I’ve had a couple sets of parenting examples. I was raised by my mom and step-dad until age 14 when they went to prison*. At that point I moved in with my aunt and uncle who assumed guardianship of me. The contrast was shocking and startling. Now that I’ve become a mom myself, I’ve looked back on what both sets did well and not so well, and have considered what to emulate. Additionally, I emailed other mothers that I respect about parenting tips, and received great advice. Let me share some of my favorites with you in no particular order.
1) “Kids will suck up as much time as you give to them and then ask for more. Your Faith and your Marriage are the foundation for great parenting…have to protect them from the tyranny of the urgent.”
2) “I think life looks totally different when you have a newborn. Especially your first newborn. Life is kind of slow-moving and you don’t always get a lot done during the day and I think this is completely fine. It’s such a short stage, so, my advice would be to live it up and really enjoy these precious times with just you and your baby. Don’t feel guilty if you nap when she naps, if you’re in your PJs for a majority for the day, if you don’t get around to cleaning because you’re nursing and burping and rocking her. You will never have the opportunity to live life like this again.”
3) “Solid. Planned. Time in the Word and for prayer. The actual time, the actual amount and the actual locations may vary over time as you figure out what works best for you/your family, so don’t get stuck on that aspect… Just make sure it happens!”
4) “Homemaking is an ever changing monster. I still have yet to develop a “system” that works without fail. How I do things, when I do things, what things I do has constantly changed around here. Some times the reasons are for life seasons, nature seasons, pregnancies, focusing on other aspects of the home… so I really don’t put much weight in the logistics of it.”
5) “Use the late night feedings, laundry folding etc as a time to launch you into deeper prayer for your family.”
8) “We sing. All.The.Time. I have so many praise songs in my head from the years of church camp and college ministry, we just sing in the car, before naps, on walks, wherever. Last week I heard our daughter singing ‘The B-I-B-L-E, yes that’s the book for me! I stand alone on the Word of God, the B-I-B-L-E!’ and ‘Lord prepare me to be a sanctuary’… she’ll grow in understanding of some of the concepts, but songs have been fun for her to participate in and it’s amazing how much she remembers. There are also lots of songs that are really just scripture, put to a tune. I love it when she has those words in her head.”
9) “As we laid our daughter down for bed, we would take a few minutes to pray for her – for her future as well as the little things that we were struggling to figure out. It may be prayers for milk supply or identifying teething or whatever… but it was great to have a daily time set aside.”
10) “The child needs to see his parents living out their faith on a daily basis.
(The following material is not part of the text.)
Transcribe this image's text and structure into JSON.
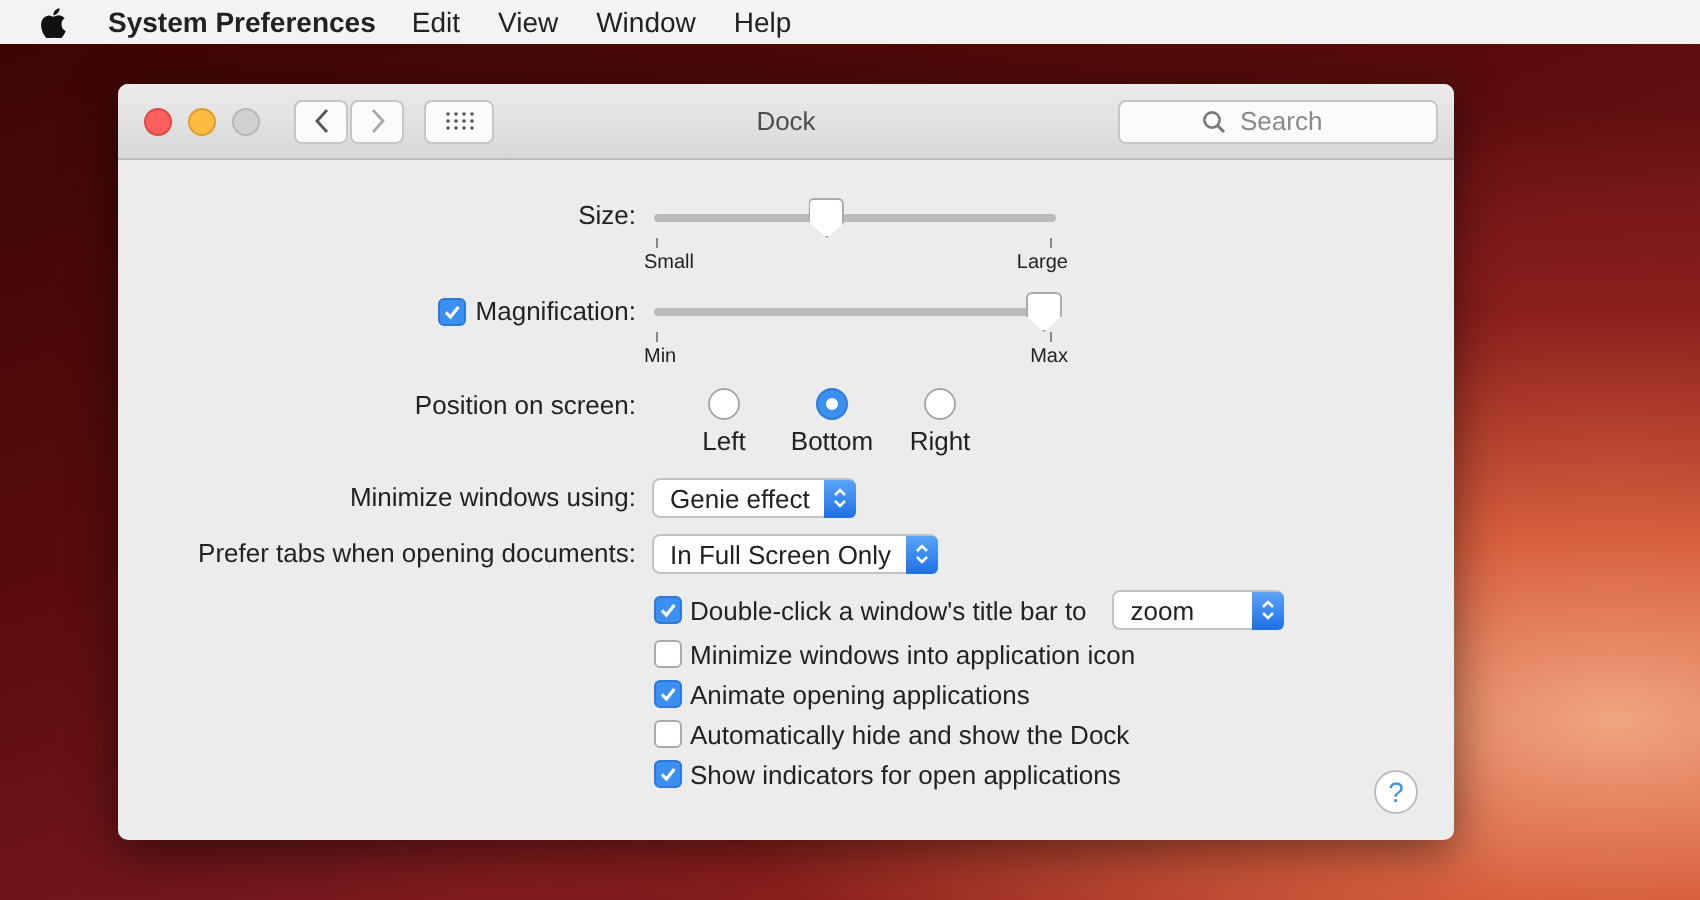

Talking with a child about spiritual matters in day-to-day conversation is also important! Including them in praying for important things, such as purchasing the family car, where to go for vacations, etc. PLEASE teach them to memorize Bible verses all their life and you do it too!”
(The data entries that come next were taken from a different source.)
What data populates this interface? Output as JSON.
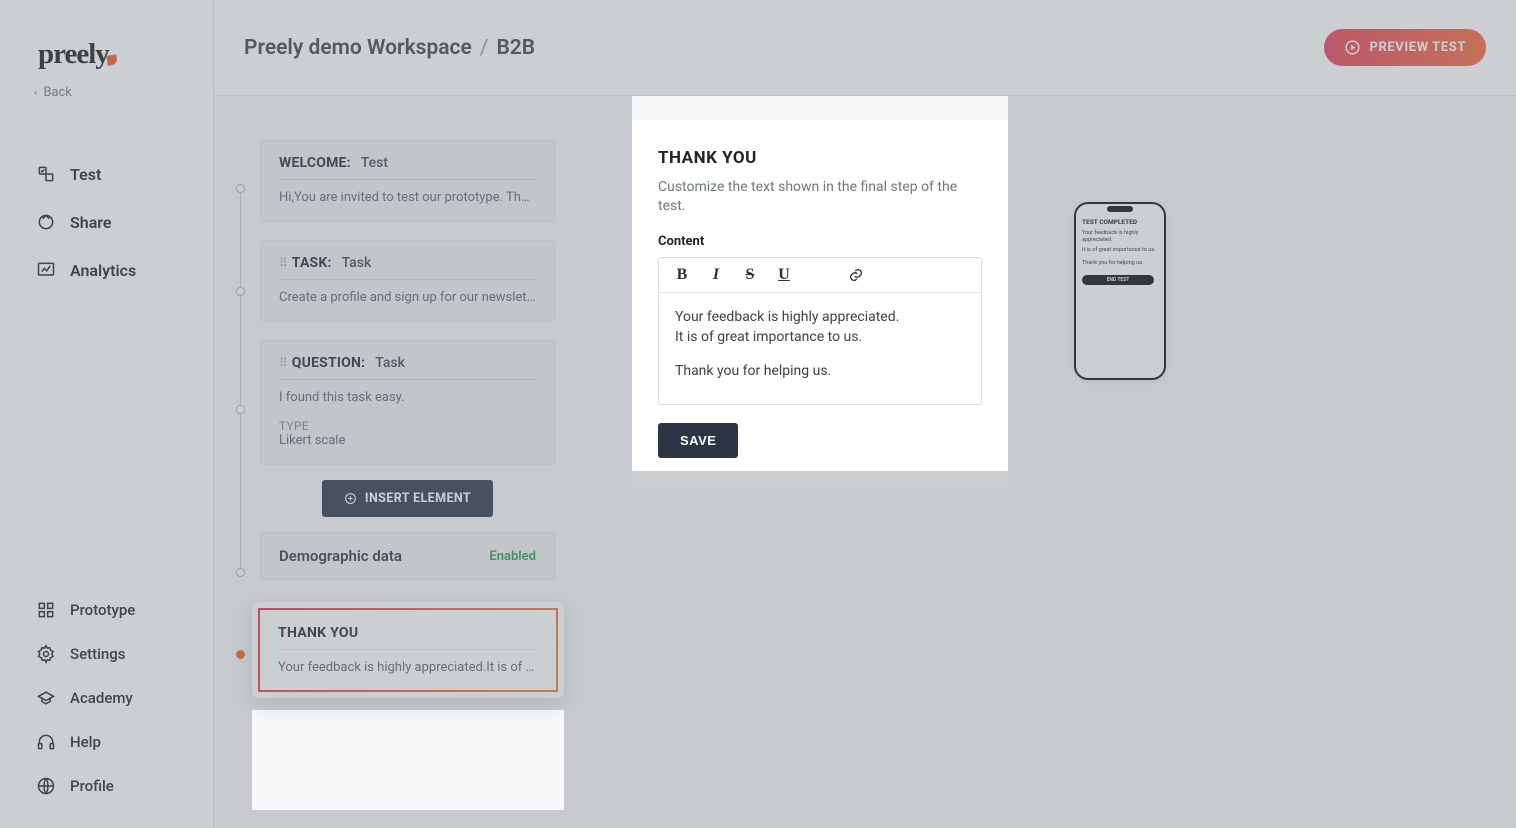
{
  "logo": {
    "text": "preely"
  },
  "back": {
    "label": "Back"
  },
  "sidebar": {
    "main_items": [
      {
        "label": "Test"
      },
      {
        "label": "Share"
      },
      {
        "label": "Analytics"
      }
    ],
    "bottom_items": [
      {
        "label": "Prototype"
      },
      {
        "label": "Settings"
      },
      {
        "label": "Academy"
      },
      {
        "label": "Help"
      },
      {
        "label": "Profile"
      }
    ]
  },
  "breadcrumb": {
    "workspace": "Preely demo Workspace",
    "sep": "/",
    "project": "B2B"
  },
  "preview_button": {
    "label": "PREVIEW TEST"
  },
  "steps": {
    "welcome": {
      "label": "WELCOME:",
      "value": "Test",
      "body": "Hi,You are invited to test our prototype. Thank …"
    },
    "task": {
      "label": "TASK:",
      "value": "Task",
      "body": "Create a profile and sign up for our newsletter."
    },
    "question": {
      "label": "QUESTION:",
      "value": "Task",
      "body": "I found this task easy.",
      "type_label": "TYPE",
      "type_value": "Likert scale"
    },
    "insert_button": {
      "label": "INSERT ELEMENT"
    },
    "demographic": {
      "title": "Demographic data",
      "status": "Enabled"
    },
    "thankyou": {
      "title": "THANK YOU",
      "body": "Your feedback is highly appreciated.It is of gre…"
    }
  },
  "editor": {
    "heading": "THANK YOU",
    "description": "Customize the text shown in the final step of the test.",
    "field_label": "Content",
    "toolbar": {
      "bold": "B",
      "italic": "I",
      "strike": "S",
      "underline": "U"
    },
    "content_line1": "Your feedback is highly appreciated.",
    "content_line2": "It is of great importance to us.",
    "content_line3": "Thank you for helping us.",
    "save_label": "SAVE"
  },
  "phone_preview": {
    "title": "TEST COMPLETED",
    "line1": "Your feedback is highly appreciated.",
    "line2": "It is of great importance to us.",
    "line3": "Thank you for helping us.",
    "button": "END TEST"
  }
}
11) “My #1 tip for raising children, in general: Don’t say “no” unless you absolutely have to, but once you do, stick to it. “Don’t let them talk you into a “yes”. For example, if your child asks to play with Play-doh, don’t say “no” just because you are too tired to get it out. If, however, there is a valid reason for saying “no”, don’t let your child whine and wear you down until you say “yes” because then 1) the child will learn to keep whining until he or she gets their way, 2) NO ONE likes a whiner, 3) you are no longer the authority in the relationship, and 4) they’ve lost respect for you as the parent. “
12) “My mother made sure that each of her children excelled (more than other kids) in at least one thing, be it piano, gymnastics, the most badges in Boy Scouts, being the top seller of Girl Scout cookies in her troop, etc. in order to build our self-esteem in a healthy way. If a child feels badly because he doesn’t do very well in school academically, at least the child knows he is better than average in tae-kwon-do or painting. “
13) “I settle for a less-than-perfectly-clean house and our meals are simple-except when company comes. When company comes, I fix extra’s to have for the freezer or left-overs the next day. We do one main meal per day (usually lunch), and then we fix a light dinner of popcorn, cereal, sandwich or left-overs. I typically clean my house thoroughly once every two weeks, but spot clean it whenever it needs it so that it rarely “looks” dirty. Keeping it UNCLUTTERED helps it not take so long to clean and even when the house is dirty, it doesn’t look like it since there’s no junk laying around on every surface.”
So many wonderful ideas, right? A good reminder that it’s never a bad idea to ask for advice. It could have taken me a whole lifetime to learn these great tips, but now I am aware of them and conscious to consider them! Thanks so much ladies for your advice. I hope others who read this will benefit as well.
*People often ask me about my current relationship with my mom. Honestly, it’s great. I love my mom. She’s also a fantastic grandmother!